■ Data to examine
━━━━━━━━━━━━━━━━
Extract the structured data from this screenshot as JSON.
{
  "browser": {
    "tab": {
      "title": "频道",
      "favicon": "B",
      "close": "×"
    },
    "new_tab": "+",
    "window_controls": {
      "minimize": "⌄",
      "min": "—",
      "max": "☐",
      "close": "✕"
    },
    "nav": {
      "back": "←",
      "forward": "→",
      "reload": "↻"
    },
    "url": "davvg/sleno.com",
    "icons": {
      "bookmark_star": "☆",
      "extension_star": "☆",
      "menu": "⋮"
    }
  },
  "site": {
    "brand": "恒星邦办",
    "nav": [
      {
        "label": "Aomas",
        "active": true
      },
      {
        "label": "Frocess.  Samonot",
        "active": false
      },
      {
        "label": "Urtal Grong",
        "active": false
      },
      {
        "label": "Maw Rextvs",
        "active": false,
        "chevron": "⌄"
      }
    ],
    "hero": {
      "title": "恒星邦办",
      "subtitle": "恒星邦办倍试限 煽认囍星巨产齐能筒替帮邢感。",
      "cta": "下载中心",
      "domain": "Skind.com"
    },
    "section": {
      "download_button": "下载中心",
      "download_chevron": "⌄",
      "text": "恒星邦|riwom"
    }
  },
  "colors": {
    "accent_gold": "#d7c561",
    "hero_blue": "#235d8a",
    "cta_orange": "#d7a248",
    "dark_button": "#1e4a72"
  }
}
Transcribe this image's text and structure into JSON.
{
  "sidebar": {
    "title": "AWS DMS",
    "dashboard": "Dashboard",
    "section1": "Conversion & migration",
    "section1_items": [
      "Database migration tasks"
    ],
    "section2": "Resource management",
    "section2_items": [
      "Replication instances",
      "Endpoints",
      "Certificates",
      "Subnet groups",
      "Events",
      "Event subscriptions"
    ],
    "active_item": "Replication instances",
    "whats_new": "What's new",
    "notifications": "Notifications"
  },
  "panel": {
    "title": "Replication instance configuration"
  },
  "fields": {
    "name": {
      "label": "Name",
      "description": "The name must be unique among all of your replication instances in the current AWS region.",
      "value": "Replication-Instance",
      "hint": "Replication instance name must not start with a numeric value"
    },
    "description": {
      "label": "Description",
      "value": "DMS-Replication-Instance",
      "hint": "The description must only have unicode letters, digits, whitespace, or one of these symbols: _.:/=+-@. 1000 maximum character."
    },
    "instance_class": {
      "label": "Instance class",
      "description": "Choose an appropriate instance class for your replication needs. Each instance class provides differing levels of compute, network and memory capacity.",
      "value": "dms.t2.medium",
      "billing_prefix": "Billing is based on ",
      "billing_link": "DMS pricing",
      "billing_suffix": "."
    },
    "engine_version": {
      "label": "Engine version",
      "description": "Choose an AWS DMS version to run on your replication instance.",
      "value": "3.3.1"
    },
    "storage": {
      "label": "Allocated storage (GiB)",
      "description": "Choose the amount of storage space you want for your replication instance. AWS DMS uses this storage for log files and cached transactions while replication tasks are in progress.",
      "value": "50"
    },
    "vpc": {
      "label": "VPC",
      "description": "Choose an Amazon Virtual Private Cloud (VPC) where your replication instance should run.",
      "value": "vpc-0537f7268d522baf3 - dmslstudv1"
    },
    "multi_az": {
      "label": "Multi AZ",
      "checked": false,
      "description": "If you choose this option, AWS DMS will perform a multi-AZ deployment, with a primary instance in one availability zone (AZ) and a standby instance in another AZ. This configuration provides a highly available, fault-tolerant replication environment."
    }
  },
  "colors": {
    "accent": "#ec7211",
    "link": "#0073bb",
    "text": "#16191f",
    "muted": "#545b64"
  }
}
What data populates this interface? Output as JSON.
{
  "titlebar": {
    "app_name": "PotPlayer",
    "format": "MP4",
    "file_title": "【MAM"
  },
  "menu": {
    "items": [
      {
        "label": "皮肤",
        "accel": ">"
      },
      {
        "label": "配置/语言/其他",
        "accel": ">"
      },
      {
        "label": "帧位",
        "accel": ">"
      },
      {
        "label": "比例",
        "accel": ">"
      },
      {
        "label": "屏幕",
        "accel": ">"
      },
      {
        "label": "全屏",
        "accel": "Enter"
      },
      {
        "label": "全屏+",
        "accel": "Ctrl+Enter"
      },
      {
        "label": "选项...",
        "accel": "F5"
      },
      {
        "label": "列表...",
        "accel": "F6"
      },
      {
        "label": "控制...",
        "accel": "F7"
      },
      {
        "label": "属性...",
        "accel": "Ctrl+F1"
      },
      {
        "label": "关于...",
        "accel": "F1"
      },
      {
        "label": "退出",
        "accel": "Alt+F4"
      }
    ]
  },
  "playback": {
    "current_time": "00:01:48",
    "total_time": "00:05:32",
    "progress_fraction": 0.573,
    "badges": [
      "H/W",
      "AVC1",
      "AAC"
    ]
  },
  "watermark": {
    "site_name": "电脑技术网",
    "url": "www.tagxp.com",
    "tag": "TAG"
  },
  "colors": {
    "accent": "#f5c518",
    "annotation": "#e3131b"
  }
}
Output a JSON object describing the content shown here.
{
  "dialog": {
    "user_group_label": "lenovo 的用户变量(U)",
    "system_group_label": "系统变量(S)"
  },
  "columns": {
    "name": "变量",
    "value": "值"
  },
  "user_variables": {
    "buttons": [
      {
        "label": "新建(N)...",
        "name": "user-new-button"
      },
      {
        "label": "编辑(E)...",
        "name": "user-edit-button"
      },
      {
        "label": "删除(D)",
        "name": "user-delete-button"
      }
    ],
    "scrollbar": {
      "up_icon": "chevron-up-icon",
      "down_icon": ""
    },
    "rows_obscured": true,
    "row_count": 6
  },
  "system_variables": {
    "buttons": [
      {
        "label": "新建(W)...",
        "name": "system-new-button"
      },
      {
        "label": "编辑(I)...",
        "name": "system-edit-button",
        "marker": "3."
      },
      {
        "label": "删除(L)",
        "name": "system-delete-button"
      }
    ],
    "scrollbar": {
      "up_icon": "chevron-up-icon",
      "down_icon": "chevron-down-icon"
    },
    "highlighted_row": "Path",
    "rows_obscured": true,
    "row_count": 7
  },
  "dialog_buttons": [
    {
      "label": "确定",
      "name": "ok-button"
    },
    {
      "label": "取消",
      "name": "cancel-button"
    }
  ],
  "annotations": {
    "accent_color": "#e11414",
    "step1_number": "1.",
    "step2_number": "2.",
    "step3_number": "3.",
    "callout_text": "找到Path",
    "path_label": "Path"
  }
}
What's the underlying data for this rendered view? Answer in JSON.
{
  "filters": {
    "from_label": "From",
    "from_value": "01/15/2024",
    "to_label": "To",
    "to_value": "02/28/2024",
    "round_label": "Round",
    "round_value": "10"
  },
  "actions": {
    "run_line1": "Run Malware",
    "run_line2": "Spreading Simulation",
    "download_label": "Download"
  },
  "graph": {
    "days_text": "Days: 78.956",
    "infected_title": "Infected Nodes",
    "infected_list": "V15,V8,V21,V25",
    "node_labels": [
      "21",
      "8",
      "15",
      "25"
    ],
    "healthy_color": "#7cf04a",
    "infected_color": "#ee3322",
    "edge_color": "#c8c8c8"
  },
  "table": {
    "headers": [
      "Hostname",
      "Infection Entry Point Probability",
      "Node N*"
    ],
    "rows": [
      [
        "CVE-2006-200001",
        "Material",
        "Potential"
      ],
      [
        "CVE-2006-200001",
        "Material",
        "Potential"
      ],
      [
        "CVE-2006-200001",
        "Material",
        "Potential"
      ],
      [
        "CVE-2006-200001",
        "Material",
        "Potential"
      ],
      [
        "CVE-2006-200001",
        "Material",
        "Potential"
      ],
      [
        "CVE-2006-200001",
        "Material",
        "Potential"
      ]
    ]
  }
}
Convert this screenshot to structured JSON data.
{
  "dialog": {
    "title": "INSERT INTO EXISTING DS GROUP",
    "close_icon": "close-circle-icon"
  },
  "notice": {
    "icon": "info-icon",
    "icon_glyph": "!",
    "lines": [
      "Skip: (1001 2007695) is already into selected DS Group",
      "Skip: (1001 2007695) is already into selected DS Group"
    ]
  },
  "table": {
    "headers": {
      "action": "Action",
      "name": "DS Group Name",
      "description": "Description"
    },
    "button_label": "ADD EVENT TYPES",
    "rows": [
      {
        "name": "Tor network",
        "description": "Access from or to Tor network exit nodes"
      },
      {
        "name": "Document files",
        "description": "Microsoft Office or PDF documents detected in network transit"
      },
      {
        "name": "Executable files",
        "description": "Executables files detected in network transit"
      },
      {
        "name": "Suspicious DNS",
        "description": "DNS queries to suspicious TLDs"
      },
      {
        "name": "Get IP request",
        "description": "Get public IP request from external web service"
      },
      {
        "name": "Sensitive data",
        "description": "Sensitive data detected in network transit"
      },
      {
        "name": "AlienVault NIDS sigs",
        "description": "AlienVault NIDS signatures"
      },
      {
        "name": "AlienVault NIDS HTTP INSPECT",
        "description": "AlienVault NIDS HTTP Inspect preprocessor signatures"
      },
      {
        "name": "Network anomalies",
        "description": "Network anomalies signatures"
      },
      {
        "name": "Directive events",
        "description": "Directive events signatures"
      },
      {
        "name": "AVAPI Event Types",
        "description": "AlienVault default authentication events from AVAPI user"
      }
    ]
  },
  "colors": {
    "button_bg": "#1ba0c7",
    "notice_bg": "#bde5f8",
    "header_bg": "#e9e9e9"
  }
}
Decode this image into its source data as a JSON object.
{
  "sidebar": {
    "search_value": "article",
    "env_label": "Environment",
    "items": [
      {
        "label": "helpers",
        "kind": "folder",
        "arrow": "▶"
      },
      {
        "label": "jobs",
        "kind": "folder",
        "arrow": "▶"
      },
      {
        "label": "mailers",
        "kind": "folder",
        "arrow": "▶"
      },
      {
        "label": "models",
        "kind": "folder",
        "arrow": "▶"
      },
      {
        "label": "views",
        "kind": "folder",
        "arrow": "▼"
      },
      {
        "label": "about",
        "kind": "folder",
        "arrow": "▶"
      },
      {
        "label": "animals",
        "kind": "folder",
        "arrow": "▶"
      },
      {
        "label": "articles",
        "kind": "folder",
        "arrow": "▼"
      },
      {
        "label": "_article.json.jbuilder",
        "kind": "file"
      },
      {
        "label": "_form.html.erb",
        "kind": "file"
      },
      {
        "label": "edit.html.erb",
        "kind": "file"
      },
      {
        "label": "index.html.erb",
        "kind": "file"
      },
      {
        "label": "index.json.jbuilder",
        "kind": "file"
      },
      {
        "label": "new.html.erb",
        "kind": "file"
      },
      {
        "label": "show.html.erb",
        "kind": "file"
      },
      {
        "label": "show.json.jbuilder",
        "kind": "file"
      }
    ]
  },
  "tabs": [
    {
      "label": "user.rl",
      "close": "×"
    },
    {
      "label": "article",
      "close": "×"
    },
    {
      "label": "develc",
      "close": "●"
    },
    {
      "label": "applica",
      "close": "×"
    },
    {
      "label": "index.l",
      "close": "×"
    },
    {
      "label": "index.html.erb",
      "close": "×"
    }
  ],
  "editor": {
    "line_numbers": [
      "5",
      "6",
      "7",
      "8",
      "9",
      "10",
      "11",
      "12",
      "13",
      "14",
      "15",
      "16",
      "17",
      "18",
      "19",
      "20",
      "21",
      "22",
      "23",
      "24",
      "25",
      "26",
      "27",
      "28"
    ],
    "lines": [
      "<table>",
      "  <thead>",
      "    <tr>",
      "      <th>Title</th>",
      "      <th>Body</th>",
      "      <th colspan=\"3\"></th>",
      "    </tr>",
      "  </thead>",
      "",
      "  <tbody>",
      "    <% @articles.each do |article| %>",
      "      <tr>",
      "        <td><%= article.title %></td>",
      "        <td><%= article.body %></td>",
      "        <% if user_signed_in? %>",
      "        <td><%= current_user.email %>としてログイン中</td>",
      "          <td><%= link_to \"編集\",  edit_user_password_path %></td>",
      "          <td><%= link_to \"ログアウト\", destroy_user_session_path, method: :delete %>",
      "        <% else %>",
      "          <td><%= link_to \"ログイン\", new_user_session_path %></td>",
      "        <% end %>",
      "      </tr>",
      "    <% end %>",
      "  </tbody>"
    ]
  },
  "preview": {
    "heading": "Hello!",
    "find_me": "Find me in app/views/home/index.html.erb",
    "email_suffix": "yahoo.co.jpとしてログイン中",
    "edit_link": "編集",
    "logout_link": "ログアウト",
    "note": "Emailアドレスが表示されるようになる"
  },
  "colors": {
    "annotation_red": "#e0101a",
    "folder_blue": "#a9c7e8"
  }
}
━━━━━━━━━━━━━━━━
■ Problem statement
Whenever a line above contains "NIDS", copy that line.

■ Your solution
        "name": "AlienVault NIDS sigs",
        "description": "AlienVault NIDS signatures"
        "name": "AlienVault NIDS HTTP INSPECT",
        "description": "AlienVault NIDS HTTP Inspect preprocessor signatures"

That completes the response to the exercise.